a small icon of four hands grasping each other's wrists to form a circle to indicate teamworkReasonable Accommodations

According to the ADA, an accommodation is any change to the school or classroom environment which helps a person with a disability to have equal access to the space and content of the course.  A Reasonable Accommodation is an accommodation that does "not create undue hardship or a direct threat" (Reasonable Accommodations in the Workplace, ADA National Network).  Providing reasonable accommodations is a constant process.  It can look different for each person and each unique environment they find themselves in, as well as being constrained by time, budget, and pre-existing spaces.

A small icon of a blue paper with lines to indicate text and a red seal with a white checkmark placed at the bottom right corner of the paper.Documentation 

When setting up your accommodation plan with your consular, advisors, teachers, and employers, it's important to have documentation of your disability and accommodation needs.  This will help your accommodations team figure out what they can offer within their means and what they may need from you.

Commonly, this will be documentation from your healthcare providers or other disability assessors which gives your support team an overview of how your disability affects you and how it may impact your access to necessary resources, information, and spaces.  If you have an Individual Education Plan (IEP), a Section 504 plan, or a Summary of Performance (SOP), these will help you request your accommodations.          

a small icon of two speech bubbles overlapping, one is cloud shaped with three dots to indicate silence or listening and the other is round and yellow with three lines to indicate speech or text.Self-Advocacy and Student Responsibilities

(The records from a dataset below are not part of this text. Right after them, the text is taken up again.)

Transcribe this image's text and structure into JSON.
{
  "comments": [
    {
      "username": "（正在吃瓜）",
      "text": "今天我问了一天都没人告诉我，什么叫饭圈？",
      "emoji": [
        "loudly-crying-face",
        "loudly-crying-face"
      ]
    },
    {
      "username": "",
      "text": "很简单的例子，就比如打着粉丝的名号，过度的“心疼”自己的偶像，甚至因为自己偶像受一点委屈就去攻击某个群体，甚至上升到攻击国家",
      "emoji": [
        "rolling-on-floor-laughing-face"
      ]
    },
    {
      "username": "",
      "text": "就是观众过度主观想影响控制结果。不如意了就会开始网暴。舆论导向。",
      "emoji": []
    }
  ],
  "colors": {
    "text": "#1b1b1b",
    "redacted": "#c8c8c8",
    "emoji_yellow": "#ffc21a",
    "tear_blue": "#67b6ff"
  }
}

Students are expected to take initiative in setting up their accommodations and support systems and to advocate for themselves.  Self-advocacy is knowing what you need, what supports and accommodations have worked in the past and what might be of use in the present or future, and communicating your needs and desired supports and accommodations to those around you.  You will be expected to initiate contact with the Office of Access Services, Counseling Services, and/or the Academic Support Center and to communicate with your instructors.